Cock /gallus/ medallion 5 cm in diameter
The text follows the story by Isidor /XII.VII.50/ and includes interpolations from St.Ambrose’s “Hexa-meron” /V.24.88/. The cock is named “gallus” after the emasculated priets of Cybele. The crowing of a cock wakes the sleeping, forewarns the anxious, consoles travellers. On hearing the cock the robber leaves his wiles, the morning star wakes up and shines upon the sky, the devoted mind rises to prayer. By testifying devotedly after the cock’s crow, St.Peter washes away the sin of the Church. With the crowing of the cock, hope returns to the sick, faith to the fallen, and Christ turns his face to those who have gone astray. “Aviarium” claims that the wisdom of the bird is comparable to the sagacity of the tutor /36/ and it proceeds from “Moralia in Job” by Gregogy the Great who speaks of the wisdom of the cock /PI. v. LXXVI, col. 529/, Albert the Great /XXIII. 1.51/ and Brunetto Latini /I.V.175/ describe the natural characteristics of the bird. The cock is often depicted in Early Christian art as a symbol of Ressurection and Vigilance.

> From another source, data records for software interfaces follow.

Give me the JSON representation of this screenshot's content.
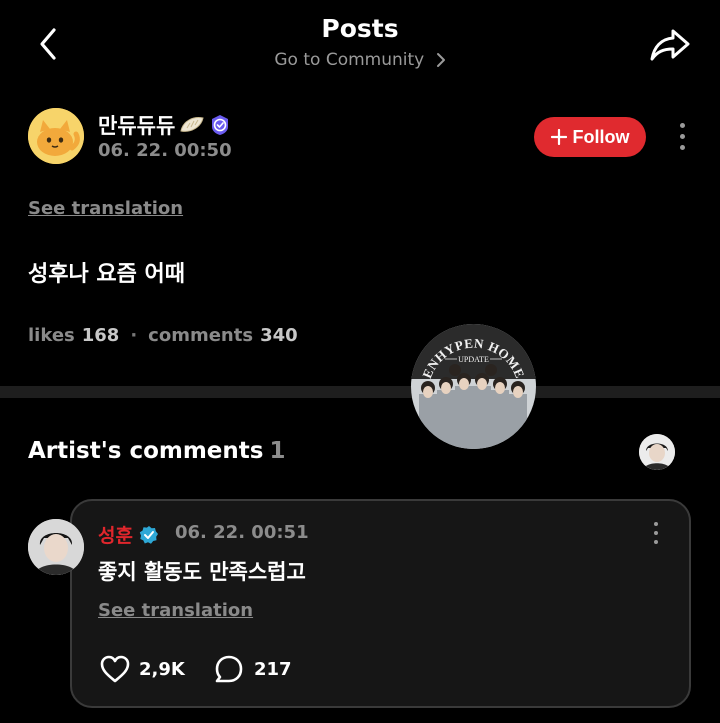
{
  "header": {
    "title": "Posts",
    "subtitle": "Go to Community"
  },
  "post": {
    "author": "만듀듀듀",
    "date": "06. 22. 00:50",
    "follow_label": "Follow",
    "see_translation": "See translation",
    "body": "성후나 요즘 어때",
    "likes_label": "likes",
    "likes_count": "168",
    "comments_label": "comments",
    "comments_count": "340"
  },
  "badge": {
    "line1": "ENHYPEN HOME",
    "line2": "UPDATE"
  },
  "artist_comments": {
    "title": "Artist's comments",
    "count": "1"
  },
  "comment": {
    "author": "성훈",
    "date": "06. 22. 00:51",
    "body": "좋지 활동도 만족스럽고",
    "see_translation": "See translation",
    "likes": "2,9K",
    "replies": "217"
  },
  "colors": {
    "background": "#000000",
    "accent_red": "#e02a2f",
    "verified_blue": "#2ea8d6",
    "muted": "#8a8a8a"
  },
  "icons": [
    "back-arrow-icon",
    "chevron-right-icon",
    "share-icon",
    "plus-icon",
    "verified-icon",
    "kebab-icon",
    "heart-icon",
    "comment-icon"
  ]
}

His representation is often to be seen in medieval sculpture illustrating fables on church reliefs.